Tips for Success in Homeschooling
- Again, trust yourself! You know what is best for your children.
- Find a group, a few friends, or even an online group for support. You will encounter friends/family/strangers that question or criticize your choice and you will need to vent to people who understand!
- Use tried-and-true resources for lessons and curriculum. Some of my favorites are Bookshark, Critical Thinking Company, Teachers Pay Teachers, and Teaching Textbooks. The Homeschool-Buyers Coop has lots of great discounts on many types of curriculum and learning tools.
- Check local zoos, aquariums, museums, and parks and recreation for homeschool classes. Our zoo has a monthly science class for homeschoolers, and while my kids are learning and hanging out with other homeschooled kids, I am enjoying two hours to myself!
- The Homeschool Mom is an excellent site chock-full of resources for new and veteran homeschoolers. Find curriculum reviews, state-specific information, and lists of places that offer classes and activities to homeschoolers.
- Check out my list of non-curriculum tools that you will definitely need for your homeschool!
Common Questions/FAQ About Homeschooling
Here is a list of the questions I get asked the most about homeschooling, whether it be from prospective homeschooling parents or just friends or family that are curious.
How much does it cost to homeschool?
Homeschooling can cost as much as you want it to, or as little. I’ve heard of people homeschooling for free using resources they have found on Pinterest or using a site called Easy Peasy All-In-One Homeschool. On the other hand you can spend upwards of $700-800 to purchase a full year-long curriculum from a company. Pro tip: if you are going to be teaching more than one child, keep in mind that a one-time investment might go a long way in teaching multiple children.
Do you get money from the state?
No, I do not get money from the state to help me homeschool. I live in Arizona, and honestly it may be one of the best places to homeschool for it’s “hands-off” approach. However, many other states do provide money or resources for homeschoolers to help with curriculum or supplies. The caveat there is that usually those homeschoolers have to submit their lesson plans, keep attendance records, and/or have their kids tested annually. Again, it’s all state-by-state and another reason to familiarize yourself with your state’s homeschooling laws.
What about socialization?

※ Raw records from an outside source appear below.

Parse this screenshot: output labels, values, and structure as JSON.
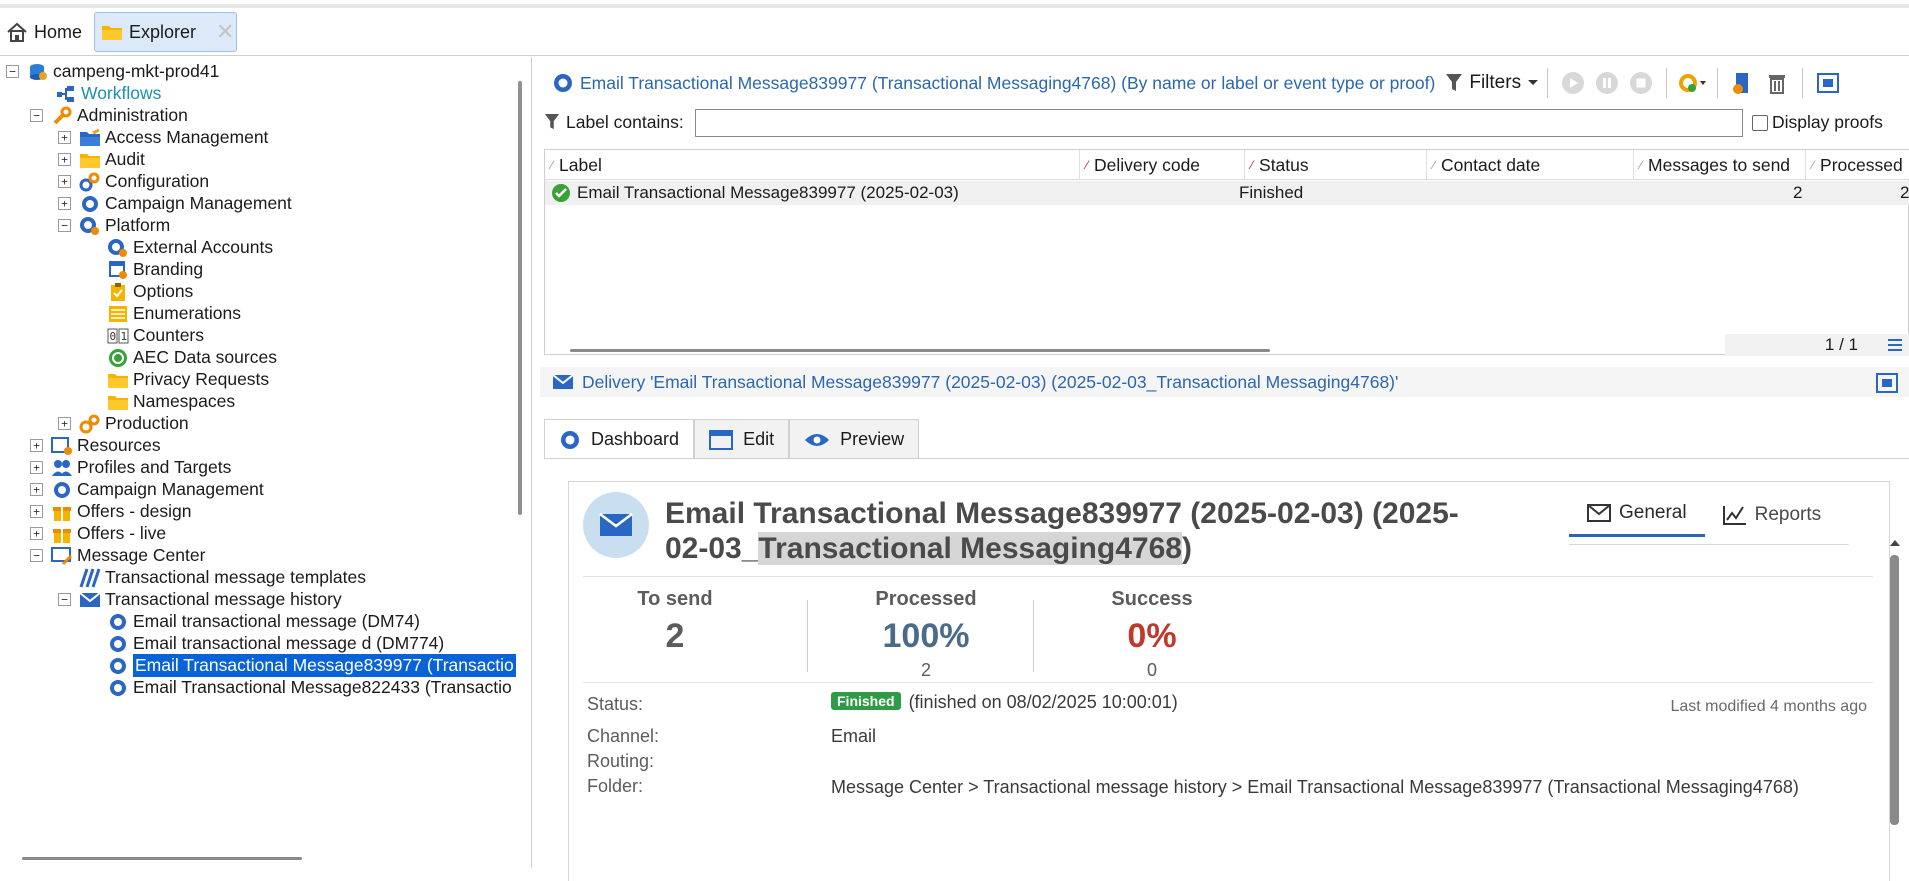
{
  "tabs": [
    {
      "label": "Home"
    },
    {
      "label": "Explorer"
    }
  ],
  "tree": {
    "root": "campeng-mkt-prod41",
    "workflows": "Workflows",
    "administration": "Administration",
    "access_management": "Access Management",
    "audit": "Audit",
    "configuration": "Configuration",
    "campaign_management": "Campaign Management",
    "platform": "Platform",
    "external_accounts": "External Accounts",
    "branding": "Branding",
    "options": "Options",
    "enumerations": "Enumerations",
    "counters": "Counters",
    "aec_data_sources": "AEC Data sources",
    "privacy_requests": "Privacy Requests",
    "namespaces": "Namespaces",
    "production": "Production",
    "resources": "Resources",
    "profiles_targets": "Profiles and Targets",
    "campaign_management2": "Campaign Management",
    "offers_design": "Offers - design",
    "offers_live": "Offers - live",
    "message_center": "Message Center",
    "tm_templates": "Transactional message templates",
    "tm_history": "Transactional message history",
    "item1": "Email transactional message (DM74)",
    "item2": "Email transactional message d (DM774)",
    "item3": "Email Transactional Message839977 (Transactio",
    "item4": "Email Transactional Message822433 (Transactio"
  },
  "list": {
    "title": "Email Transactional Message839977 (Transactional Messaging4768) (By name or label or event type or proof)",
    "filters": "Filters",
    "label_contains": "Label contains:",
    "label_value": "",
    "display_proofs": "Display proofs",
    "columns": [
      "Label",
      "Delivery code",
      "Status",
      "Contact date",
      "Messages to send",
      "Processed"
    ],
    "rows": [
      {
        "label": "Email Transactional Message839977 (2025-02-03)",
        "delivery_code": "",
        "status": "Finished",
        "contact_date": "",
        "to_send": "2",
        "processed": "2"
      }
    ],
    "pager": "1 / 1"
  },
  "detail": {
    "header": "Delivery 'Email Transactional Message839977 (2025-02-03) (2025-02-03_Transactional Messaging4768)'",
    "tabs": [
      "Dashboard",
      "Edit",
      "Preview"
    ],
    "title_part1": "Email Transactional Message839977 (2025-02-03) (2025-02-03_",
    "title_highlight": "Transactional Messaging4768",
    "title_part2": ")",
    "card_tabs": [
      "General",
      "Reports"
    ],
    "kpis": [
      {
        "label": "To send",
        "value": "2",
        "sub": ""
      },
      {
        "label": "Processed",
        "value": "100%",
        "sub": "2"
      },
      {
        "label": "Success",
        "value": "0%",
        "sub": "0"
      }
    ],
    "status_label": "Status:",
    "status_badge": "Finished",
    "status_text": "(finished on 08/02/2025 10:00:01)",
    "last_modified": "Last modified 4 months ago",
    "channel_label": "Channel:",
    "channel_value": "Email",
    "routing_label": "Routing:",
    "routing_value": "",
    "folder_label": "Folder:",
    "folder_value": "Message Center > Transactional message history > Email Transactional Message839977 (Transactional Messaging4768)"
  },
  "colors": {
    "link_blue": "#2b67b1",
    "selected": "#0a63d6",
    "success_red": "#c0392b",
    "processed_blue": "#4a6b8a",
    "finished_green": "#2f9b46"
  }
}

OMG don’t even get me started on this one. Don’t we send our kids to school to learn? My boys are involved in so many activities where they interact with other kids — Cub Scouts, karate, church, youth group, homeschool group, homeschool classes. Not to mention just playing with neighborhood kids and having play dates with friends. Not convinced? Here are some of my favorite articles on the subject: Why I don’t worry about my homeschooler’s socialization and Homeschooling and Socialization
Do you ever get any time to yourself?
Yes, but obviously not as much as I would have if I sent my kids off to school. It’s important to have support from your husband, friends, or family members who can take the kids once in a while to give you a break. Find something just for yourself. I play in the handbell choir at my church, and although it’s only an hour each week I still get to do something I enjoy and adult conversation. Or just go wander the aisles of Target on your own one evening after your husband gets home from work. Trust me, you are going to need a Mom time out once in a while!
The Last Thing You Need to Know about Homeschooling
Homeschooling is not for everyone. However if you are willing to make the commitment and really invest in your child’s education then the rewards will be extraordinary.
What other questions do you still have about homeschooling? I’d love to hear from you and help you out!